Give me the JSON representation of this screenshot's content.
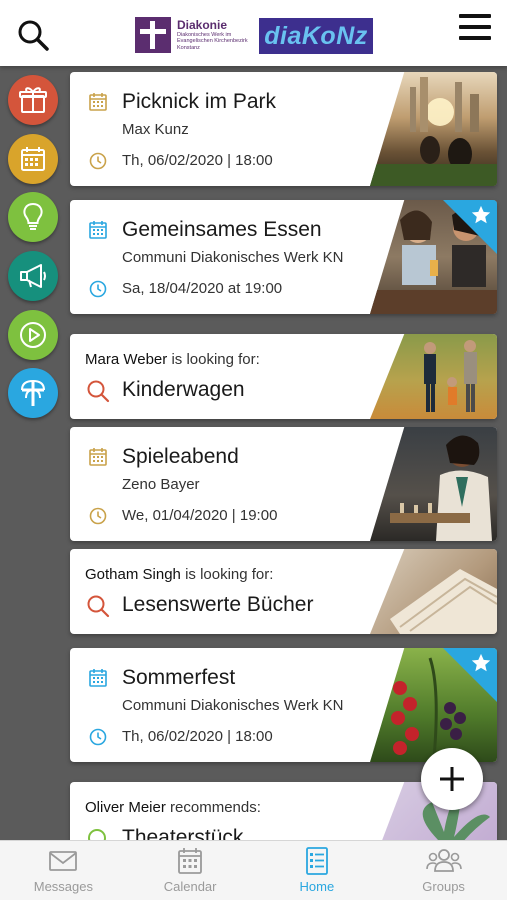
{
  "header": {
    "logo_diakonie_name": "Diakonie",
    "logo_diakonie_subtitle": "Diakonisches Werk im Evangelischen Kirchenbezirk Konstanz",
    "logo_diakonz": "diaKoNz",
    "icons": {
      "search": "search-icon",
      "menu": "hamburger-menu-icon"
    }
  },
  "sidebar": {
    "items": [
      {
        "name": "gift",
        "icon": "gift-icon",
        "color": "#d4553b"
      },
      {
        "name": "calendar",
        "icon": "calendar-icon",
        "color": "#d9a42b"
      },
      {
        "name": "ideas",
        "icon": "lightbulb-icon",
        "color": "#7ec13f"
      },
      {
        "name": "announcements",
        "icon": "megaphone-icon",
        "color": "#16907d"
      },
      {
        "name": "media",
        "icon": "play-icon",
        "color": "#7ec13f"
      },
      {
        "name": "diakonie",
        "icon": "diakonie-cross-icon",
        "color": "#2aa7e0"
      }
    ]
  },
  "feed": {
    "cards": [
      {
        "type": "event",
        "title": "Picknick im Park",
        "organizer": "Max Kunz",
        "date": "Th, 06/02/2020 | 18:00",
        "color": "#c9a24a",
        "starred": false
      },
      {
        "type": "event",
        "title": "Gemeinsames Essen",
        "organizer": "Communi Diakonisches Werk KN",
        "date": "Sa, 18/04/2020 at 19:00",
        "color": "#2aa7e0",
        "starred": true
      },
      {
        "type": "search",
        "person": "Mara Weber",
        "phrase": "is looking for:",
        "title": "Kinderwagen"
      },
      {
        "type": "event",
        "title": "Spieleabend",
        "organizer": "Zeno Bayer",
        "date": "We, 01/04/2020 | 19:00",
        "color": "#c9a24a",
        "starred": false
      },
      {
        "type": "search",
        "person": "Gotham Singh",
        "phrase": "is looking for:",
        "title": "Lesenswerte Bücher"
      },
      {
        "type": "event",
        "title": "Sommerfest",
        "organizer": "Communi Diakonisches Werk KN",
        "date": "Th, 06/02/2020 | 18:00",
        "color": "#2aa7e0",
        "starred": true
      },
      {
        "type": "recommendation",
        "person": "Oliver Meier",
        "phrase": "recommends:",
        "title": "Theaterstück"
      }
    ]
  },
  "fab": {
    "icon": "plus-icon"
  },
  "bottom_nav": {
    "items": [
      {
        "label": "Messages",
        "icon": "envelope-icon",
        "active": false
      },
      {
        "label": "Calendar",
        "icon": "calendar-icon",
        "active": false
      },
      {
        "label": "Home",
        "icon": "list-icon",
        "active": true
      },
      {
        "label": "Groups",
        "icon": "groups-icon",
        "active": false
      }
    ],
    "active_color": "#2aa7e0",
    "inactive_color": "#9a9a9a"
  }
}
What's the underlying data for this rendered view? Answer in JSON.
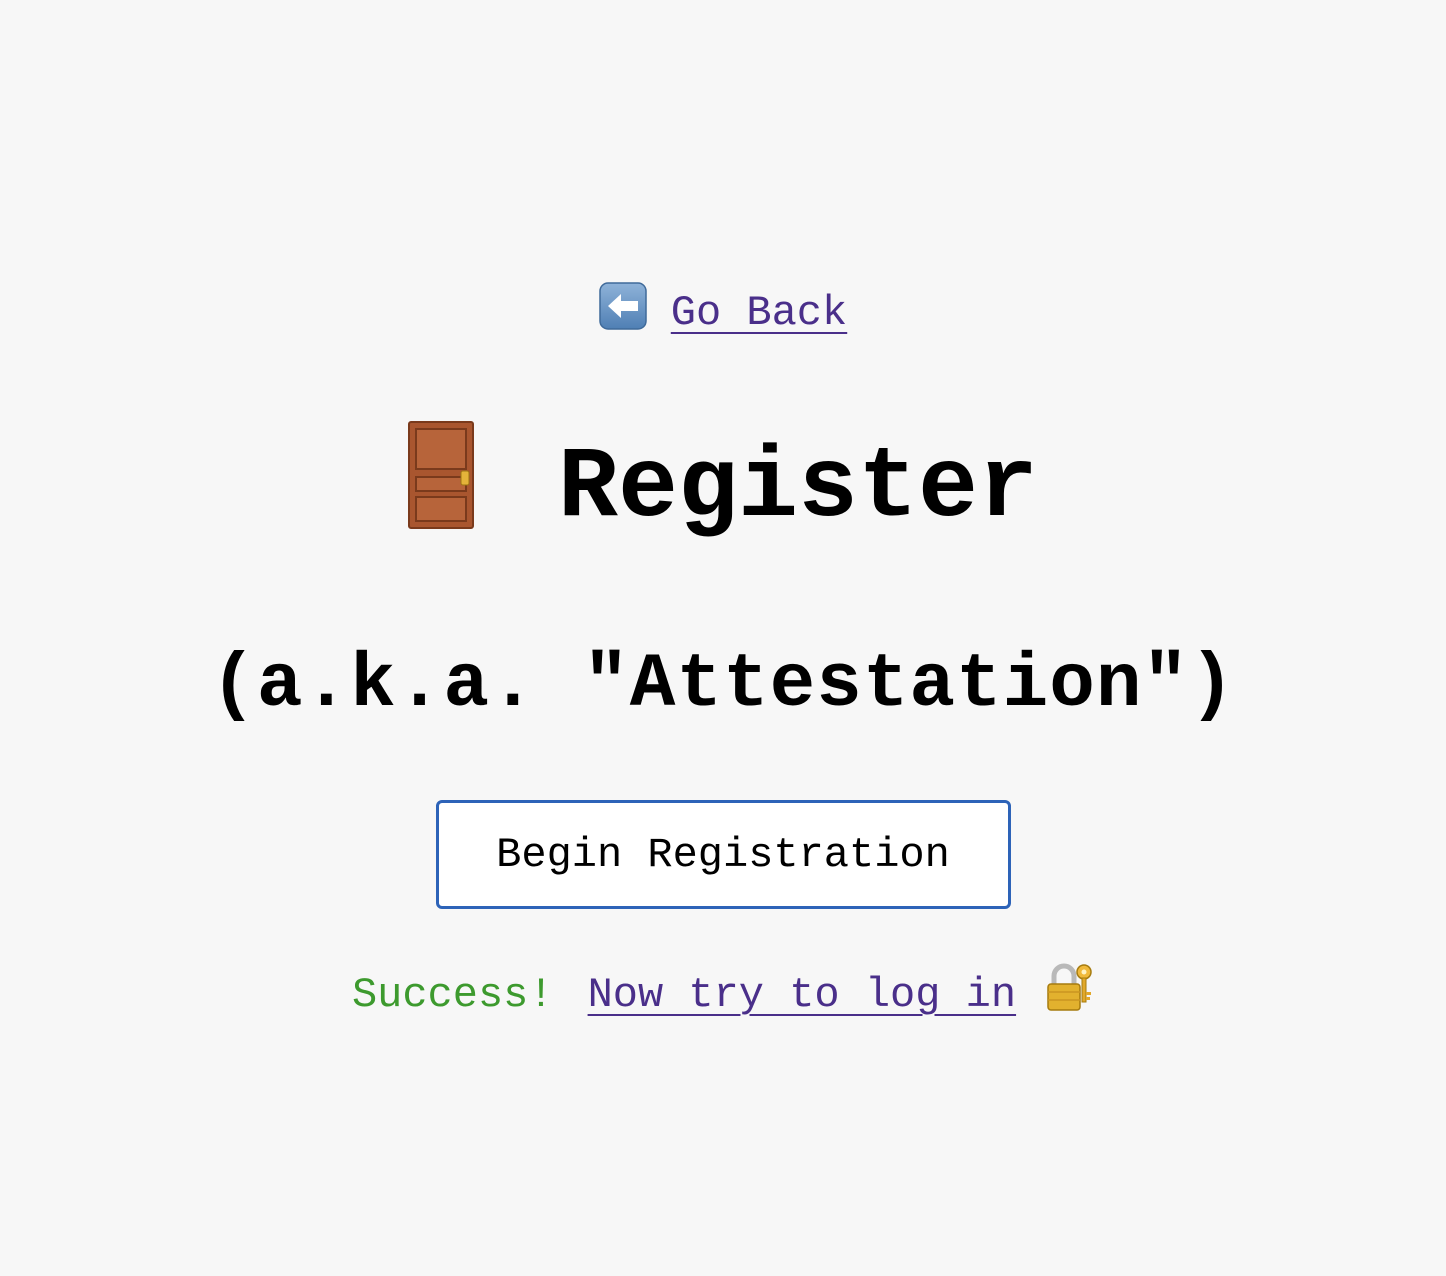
{
  "nav": {
    "back_icon": "left-arrow-icon",
    "back_label": "Go Back"
  },
  "header": {
    "icon": "door-icon",
    "title": "Register",
    "subtitle": "(a.k.a. \"Attestation\")"
  },
  "actions": {
    "begin_label": "Begin Registration"
  },
  "status": {
    "success_text": "Success!",
    "login_link_label": "Now try to log in",
    "login_icon": "locked-with-key-icon"
  },
  "colors": {
    "background": "#f7f7f7",
    "link": "#4a2f8a",
    "success": "#3d9a2e",
    "button_border": "#2d63b8"
  }
}
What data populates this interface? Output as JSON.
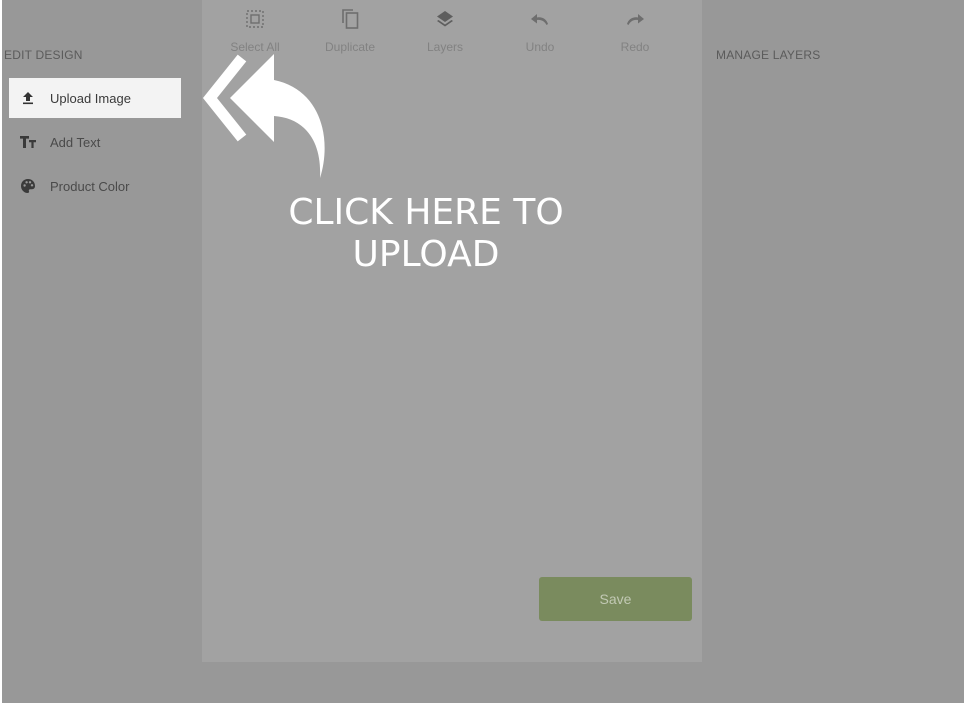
{
  "left_panel": {
    "title": "EDIT DESIGN",
    "items": [
      {
        "label": "Upload Image",
        "icon": "upload-icon",
        "active": true
      },
      {
        "label": "Add Text",
        "icon": "text-size-icon",
        "active": false
      },
      {
        "label": "Product Color",
        "icon": "palette-icon",
        "active": false
      }
    ]
  },
  "toolbar": {
    "items": [
      {
        "label": "Select All",
        "icon": "select-all-icon"
      },
      {
        "label": "Duplicate",
        "icon": "duplicate-icon"
      },
      {
        "label": "Layers",
        "icon": "layers-icon"
      },
      {
        "label": "Undo",
        "icon": "undo-icon"
      },
      {
        "label": "Redo",
        "icon": "redo-icon"
      }
    ]
  },
  "right_panel": {
    "title": "MANAGE LAYERS"
  },
  "canvas": {
    "save_label": "Save"
  },
  "overlay": {
    "hint_line1": "CLICK HERE TO",
    "hint_line2": "UPLOAD"
  },
  "colors": {
    "overlay": "#989898",
    "canvas": "#a2a2a2",
    "save_button": "#7a8b5e"
  }
}
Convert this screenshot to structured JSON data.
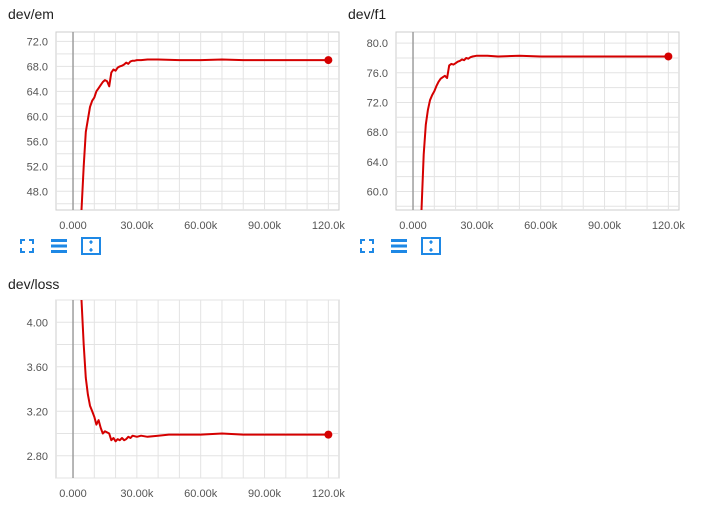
{
  "colors": {
    "series": "#d50000",
    "grid": "#e3e3e3",
    "zero_axis": "#9e9e9e",
    "icon": "#1e88e5",
    "frame": "#cccccc"
  },
  "icons": [
    "expand-icon",
    "list-icon",
    "fit-domain-icon"
  ],
  "chart_data": [
    {
      "type": "line",
      "title": "dev/em",
      "xlim": [
        -8000,
        125000
      ],
      "ylim": [
        45,
        73.5
      ],
      "x_ticks": [
        0,
        30000,
        60000,
        90000,
        120000
      ],
      "x_tick_labels": [
        "0.000",
        "30.00k",
        "60.00k",
        "90.00k",
        "120.0k"
      ],
      "y_ticks": [
        48,
        52,
        56,
        60,
        64,
        68,
        72
      ],
      "y_tick_labels": [
        "48.0",
        "52.0",
        "56.0",
        "60.0",
        "64.0",
        "68.0",
        "72.0"
      ],
      "grid": true,
      "series": [
        {
          "x": [
            4000,
            5000,
            6000,
            7000,
            8000,
            9000,
            10000,
            11000,
            12000,
            13000,
            14000,
            15000,
            16000,
            17000,
            18000,
            19000,
            20000,
            21000,
            22000,
            23000,
            24000,
            25000,
            26000,
            27000,
            28000,
            29000,
            30000,
            32000,
            35000,
            40000,
            50000,
            60000,
            70000,
            80000,
            90000,
            100000,
            110000,
            120000
          ],
          "y": [
            45,
            52,
            57.5,
            59.5,
            61.5,
            62.5,
            63,
            64,
            64.5,
            65,
            65.5,
            65.8,
            65.6,
            64.8,
            67,
            67.5,
            67.3,
            67.8,
            68,
            68.1,
            68.3,
            68.6,
            68.4,
            68.8,
            68.9,
            68.9,
            69,
            69,
            69.1,
            69.1,
            69,
            69,
            69.1,
            69,
            69,
            69,
            69,
            69
          ]
        }
      ]
    },
    {
      "type": "line",
      "title": "dev/f1",
      "xlim": [
        -8000,
        125000
      ],
      "ylim": [
        57.5,
        81.5
      ],
      "x_ticks": [
        0,
        30000,
        60000,
        90000,
        120000
      ],
      "x_tick_labels": [
        "0.000",
        "30.00k",
        "60.00k",
        "90.00k",
        "120.0k"
      ],
      "y_ticks": [
        60,
        64,
        68,
        72,
        76,
        80
      ],
      "y_tick_labels": [
        "60.0",
        "64.0",
        "68.0",
        "72.0",
        "76.0",
        "80.0"
      ],
      "grid": true,
      "series": [
        {
          "x": [
            4000,
            5000,
            6000,
            7000,
            8000,
            9000,
            10000,
            11000,
            12000,
            13000,
            14000,
            15000,
            16000,
            17000,
            18000,
            19000,
            20000,
            21000,
            22000,
            23000,
            24000,
            25000,
            26000,
            27000,
            28000,
            30000,
            35000,
            40000,
            50000,
            60000,
            70000,
            80000,
            90000,
            100000,
            110000,
            120000
          ],
          "y": [
            57.5,
            65,
            69,
            71,
            72.3,
            73,
            73.5,
            74.2,
            74.8,
            75.2,
            75.4,
            75.6,
            75.3,
            77,
            77.2,
            77.1,
            77.3,
            77.5,
            77.6,
            77.8,
            77.7,
            78,
            77.9,
            78.1,
            78.2,
            78.3,
            78.3,
            78.2,
            78.3,
            78.2,
            78.2,
            78.2,
            78.2,
            78.2,
            78.2,
            78.2
          ]
        }
      ]
    },
    {
      "type": "line",
      "title": "dev/loss",
      "xlim": [
        -8000,
        125000
      ],
      "ylim": [
        2.6,
        4.2
      ],
      "x_ticks": [
        0,
        30000,
        60000,
        90000,
        120000
      ],
      "x_tick_labels": [
        "0.000",
        "30.00k",
        "60.00k",
        "90.00k",
        "120.0k"
      ],
      "y_ticks": [
        2.8,
        3.2,
        3.6,
        4.0
      ],
      "y_tick_labels": [
        "2.80",
        "3.20",
        "3.60",
        "4.00"
      ],
      "grid": true,
      "series": [
        {
          "x": [
            4000,
            5000,
            6000,
            7000,
            8000,
            9000,
            10000,
            11000,
            12000,
            13000,
            14000,
            15000,
            16000,
            17000,
            18000,
            19000,
            20000,
            21000,
            22000,
            23000,
            24000,
            25000,
            26000,
            27000,
            28000,
            30000,
            32000,
            35000,
            40000,
            45000,
            50000,
            60000,
            70000,
            80000,
            90000,
            100000,
            110000,
            120000
          ],
          "y": [
            4.2,
            3.8,
            3.5,
            3.35,
            3.25,
            3.2,
            3.15,
            3.08,
            3.12,
            3.05,
            3.0,
            3.02,
            3.01,
            3.0,
            2.94,
            2.96,
            2.93,
            2.95,
            2.94,
            2.96,
            2.94,
            2.95,
            2.97,
            2.96,
            2.98,
            2.97,
            2.98,
            2.97,
            2.98,
            2.99,
            2.99,
            2.99,
            3.0,
            2.99,
            2.99,
            2.99,
            2.99,
            2.99
          ]
        }
      ]
    }
  ]
}
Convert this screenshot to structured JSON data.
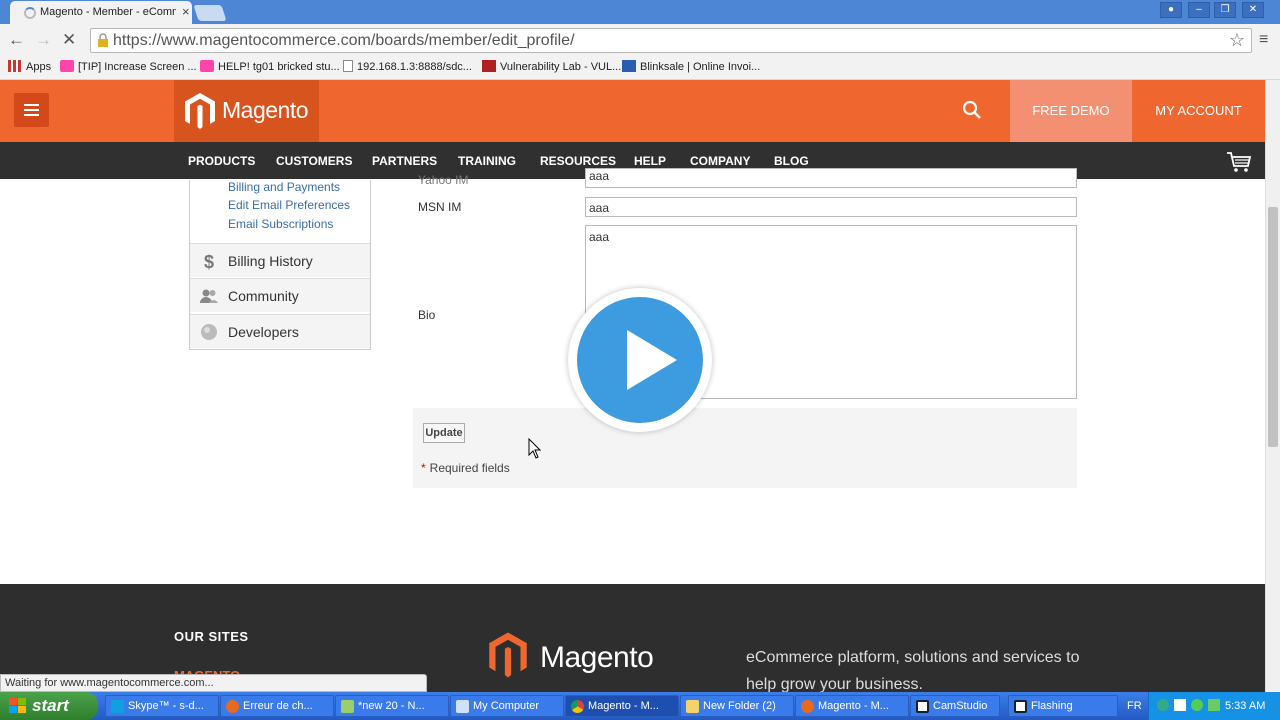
{
  "browser": {
    "tab_title": "Magento - Member - eComm",
    "tab_close": "×",
    "url": "https://www.magentocommerce.com/boards/member/edit_profile/",
    "bookmarks": [
      "Apps",
      "[TIP] Increase Screen ...",
      "HELP! tg01 bricked stu...",
      "192.168.1.3:8888/sdc...",
      "Vulnerability Lab - VUL...",
      "Blinksale | Online Invoi..."
    ],
    "status": "Waiting for www.magentocommerce.com..."
  },
  "header": {
    "logo": "Magento",
    "free_demo": "FREE DEMO",
    "my_account": "MY ACCOUNT"
  },
  "nav": [
    "PRODUCTS",
    "CUSTOMERS",
    "PARTNERS",
    "TRAINING",
    "RESOURCES",
    "HELP",
    "COMPANY",
    "BLOG"
  ],
  "sidebar": {
    "sublinks": [
      "Billing and Payments",
      "Edit Email Preferences",
      "Email Subscriptions"
    ],
    "sections": [
      "Billing History",
      "Community",
      "Developers"
    ]
  },
  "form": {
    "cut_label": "Yahoo IM",
    "cut_value": "aaa",
    "msn_label": "MSN IM",
    "msn_value": "aaa",
    "bio_label": "Bio",
    "bio_value": "aaa",
    "update": "Update",
    "required": "Required fields",
    "required_star": "*"
  },
  "footer": {
    "our_sites": "OUR SITES",
    "magento_link": "MAGENTO",
    "logo": "Magento",
    "tagline": "eCommerce platform, solutions and services to help grow your business."
  },
  "taskbar": {
    "start": "start",
    "tasks": [
      "Skype™ - s-d...",
      "Erreur de ch...",
      "*new 20 - N...",
      "My Computer",
      "Magento - M...",
      "New Folder (2)",
      "Magento - M...",
      "CamStudio",
      "Flashing"
    ],
    "lang": "FR",
    "clock": "5:33 AM"
  },
  "colors": {
    "brand": "#ef672f",
    "nav_bg": "#303030",
    "link": "#3a6ea5",
    "play": "#3d9be0"
  }
}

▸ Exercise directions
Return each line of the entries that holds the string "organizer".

▸ Task output
        "organizer": "Max Kunz",
        "organizer": "Communi Diakonisches Werk KN",
        "organizer": "Zeno Bayer",
        "organizer": "Communi Diakonisches Werk KN",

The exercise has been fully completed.